(Beginning of Raw data)

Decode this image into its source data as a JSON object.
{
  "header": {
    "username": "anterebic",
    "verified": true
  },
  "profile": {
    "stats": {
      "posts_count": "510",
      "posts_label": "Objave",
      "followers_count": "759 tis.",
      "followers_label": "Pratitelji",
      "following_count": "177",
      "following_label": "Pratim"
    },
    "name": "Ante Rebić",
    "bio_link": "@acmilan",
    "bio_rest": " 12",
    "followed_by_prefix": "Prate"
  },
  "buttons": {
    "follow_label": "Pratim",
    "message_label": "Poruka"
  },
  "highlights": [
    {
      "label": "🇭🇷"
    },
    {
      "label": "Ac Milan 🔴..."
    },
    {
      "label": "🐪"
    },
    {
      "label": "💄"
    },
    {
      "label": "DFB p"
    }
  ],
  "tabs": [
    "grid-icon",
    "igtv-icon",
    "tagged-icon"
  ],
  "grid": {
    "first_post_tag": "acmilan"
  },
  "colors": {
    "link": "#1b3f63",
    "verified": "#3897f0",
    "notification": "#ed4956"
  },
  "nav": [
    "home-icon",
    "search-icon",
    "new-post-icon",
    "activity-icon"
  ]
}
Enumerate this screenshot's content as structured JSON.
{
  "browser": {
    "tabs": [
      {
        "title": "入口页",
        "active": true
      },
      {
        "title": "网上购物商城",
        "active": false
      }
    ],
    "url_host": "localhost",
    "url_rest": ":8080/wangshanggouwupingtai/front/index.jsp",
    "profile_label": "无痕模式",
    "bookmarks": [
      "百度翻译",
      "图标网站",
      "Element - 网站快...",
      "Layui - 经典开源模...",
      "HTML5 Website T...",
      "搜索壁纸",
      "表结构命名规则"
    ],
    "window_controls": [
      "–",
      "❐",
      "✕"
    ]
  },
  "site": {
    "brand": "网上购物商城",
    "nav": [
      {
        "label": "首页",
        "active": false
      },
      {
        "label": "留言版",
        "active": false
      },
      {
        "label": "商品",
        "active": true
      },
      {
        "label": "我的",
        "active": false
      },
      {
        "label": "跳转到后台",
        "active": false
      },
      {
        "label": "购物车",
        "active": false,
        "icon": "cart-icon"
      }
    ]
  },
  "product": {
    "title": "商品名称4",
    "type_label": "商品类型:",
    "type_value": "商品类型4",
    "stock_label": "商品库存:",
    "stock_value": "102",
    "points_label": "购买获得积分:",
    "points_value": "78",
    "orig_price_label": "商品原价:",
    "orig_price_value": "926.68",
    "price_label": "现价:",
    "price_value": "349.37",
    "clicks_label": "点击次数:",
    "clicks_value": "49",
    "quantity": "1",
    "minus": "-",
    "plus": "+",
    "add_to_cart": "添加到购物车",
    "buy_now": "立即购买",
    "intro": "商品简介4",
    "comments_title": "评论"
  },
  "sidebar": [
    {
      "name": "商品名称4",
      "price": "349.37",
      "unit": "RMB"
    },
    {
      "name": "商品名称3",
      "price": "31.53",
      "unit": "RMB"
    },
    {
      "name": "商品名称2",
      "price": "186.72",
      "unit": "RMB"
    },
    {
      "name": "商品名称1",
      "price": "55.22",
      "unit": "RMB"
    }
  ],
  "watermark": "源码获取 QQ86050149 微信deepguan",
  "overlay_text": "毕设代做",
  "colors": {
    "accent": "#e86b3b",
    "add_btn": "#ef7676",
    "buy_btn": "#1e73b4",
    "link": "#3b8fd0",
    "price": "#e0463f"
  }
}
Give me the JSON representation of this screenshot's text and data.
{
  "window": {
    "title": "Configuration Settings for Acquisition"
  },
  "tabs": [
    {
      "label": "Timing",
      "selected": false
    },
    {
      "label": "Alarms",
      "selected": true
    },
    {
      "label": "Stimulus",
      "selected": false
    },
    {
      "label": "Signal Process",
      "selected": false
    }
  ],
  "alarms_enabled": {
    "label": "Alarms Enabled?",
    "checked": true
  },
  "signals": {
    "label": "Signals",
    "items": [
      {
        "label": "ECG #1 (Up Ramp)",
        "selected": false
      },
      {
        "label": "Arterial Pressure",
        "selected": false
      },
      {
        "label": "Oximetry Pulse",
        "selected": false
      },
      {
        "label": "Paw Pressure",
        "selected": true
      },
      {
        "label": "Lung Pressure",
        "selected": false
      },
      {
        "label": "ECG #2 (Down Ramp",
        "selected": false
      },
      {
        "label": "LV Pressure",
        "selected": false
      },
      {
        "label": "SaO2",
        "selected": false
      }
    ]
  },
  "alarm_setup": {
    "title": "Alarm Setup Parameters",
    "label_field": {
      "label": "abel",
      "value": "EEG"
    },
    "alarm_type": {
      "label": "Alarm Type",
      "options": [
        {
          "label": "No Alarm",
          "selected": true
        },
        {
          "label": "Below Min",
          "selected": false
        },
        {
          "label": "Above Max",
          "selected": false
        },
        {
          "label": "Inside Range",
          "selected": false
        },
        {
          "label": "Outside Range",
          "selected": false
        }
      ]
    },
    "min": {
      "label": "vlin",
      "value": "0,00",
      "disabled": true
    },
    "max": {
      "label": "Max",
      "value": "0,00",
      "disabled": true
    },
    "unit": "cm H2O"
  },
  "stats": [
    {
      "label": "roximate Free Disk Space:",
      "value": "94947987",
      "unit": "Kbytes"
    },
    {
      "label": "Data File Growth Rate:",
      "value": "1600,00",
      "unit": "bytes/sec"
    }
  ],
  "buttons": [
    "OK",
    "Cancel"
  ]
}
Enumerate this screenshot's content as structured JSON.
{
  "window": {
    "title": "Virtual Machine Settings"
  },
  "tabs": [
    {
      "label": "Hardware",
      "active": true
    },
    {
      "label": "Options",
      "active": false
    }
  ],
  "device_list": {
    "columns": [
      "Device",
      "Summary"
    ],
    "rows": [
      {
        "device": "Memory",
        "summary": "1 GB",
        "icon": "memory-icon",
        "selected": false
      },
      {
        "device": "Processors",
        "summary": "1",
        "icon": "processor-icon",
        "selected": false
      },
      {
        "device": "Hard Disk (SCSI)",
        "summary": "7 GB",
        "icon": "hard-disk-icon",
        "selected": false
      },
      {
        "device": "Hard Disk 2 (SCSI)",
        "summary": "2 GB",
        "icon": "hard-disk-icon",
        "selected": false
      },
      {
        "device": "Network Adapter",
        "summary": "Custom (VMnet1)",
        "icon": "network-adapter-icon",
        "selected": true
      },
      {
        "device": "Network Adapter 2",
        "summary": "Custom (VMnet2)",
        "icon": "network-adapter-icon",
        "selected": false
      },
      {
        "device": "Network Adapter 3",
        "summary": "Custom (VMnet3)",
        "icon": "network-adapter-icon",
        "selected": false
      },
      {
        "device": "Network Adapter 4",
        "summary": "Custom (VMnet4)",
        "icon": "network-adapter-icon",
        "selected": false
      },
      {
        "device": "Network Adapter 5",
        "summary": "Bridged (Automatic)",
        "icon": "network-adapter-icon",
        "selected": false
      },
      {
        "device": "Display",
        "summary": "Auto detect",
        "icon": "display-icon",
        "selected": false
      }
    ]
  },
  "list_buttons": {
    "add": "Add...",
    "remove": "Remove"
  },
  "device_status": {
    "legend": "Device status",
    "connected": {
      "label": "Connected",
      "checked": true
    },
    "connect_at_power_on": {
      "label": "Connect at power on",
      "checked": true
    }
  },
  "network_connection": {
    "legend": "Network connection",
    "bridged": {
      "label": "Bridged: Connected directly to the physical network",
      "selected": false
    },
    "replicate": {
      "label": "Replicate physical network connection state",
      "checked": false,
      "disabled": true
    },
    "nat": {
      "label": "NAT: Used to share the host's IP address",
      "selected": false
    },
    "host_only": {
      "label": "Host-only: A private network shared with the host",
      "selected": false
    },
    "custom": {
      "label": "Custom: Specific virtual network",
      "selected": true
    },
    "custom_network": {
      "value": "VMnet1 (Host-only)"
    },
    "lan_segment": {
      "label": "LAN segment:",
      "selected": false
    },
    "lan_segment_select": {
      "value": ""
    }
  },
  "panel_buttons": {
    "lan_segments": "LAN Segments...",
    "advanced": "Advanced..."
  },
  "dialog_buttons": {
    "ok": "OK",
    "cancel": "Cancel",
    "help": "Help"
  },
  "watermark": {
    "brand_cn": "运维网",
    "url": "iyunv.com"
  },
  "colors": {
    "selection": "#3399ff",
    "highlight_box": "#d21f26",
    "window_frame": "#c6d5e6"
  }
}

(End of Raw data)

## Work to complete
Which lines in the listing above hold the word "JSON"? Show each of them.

## Response to this exercise
Decode this image into its source data as a JSON object.
Enumerate this screenshot's content as structured JSON.
Give me the JSON representation of this screenshot's text and data.
Enumerate this screenshot's content as structured JSON.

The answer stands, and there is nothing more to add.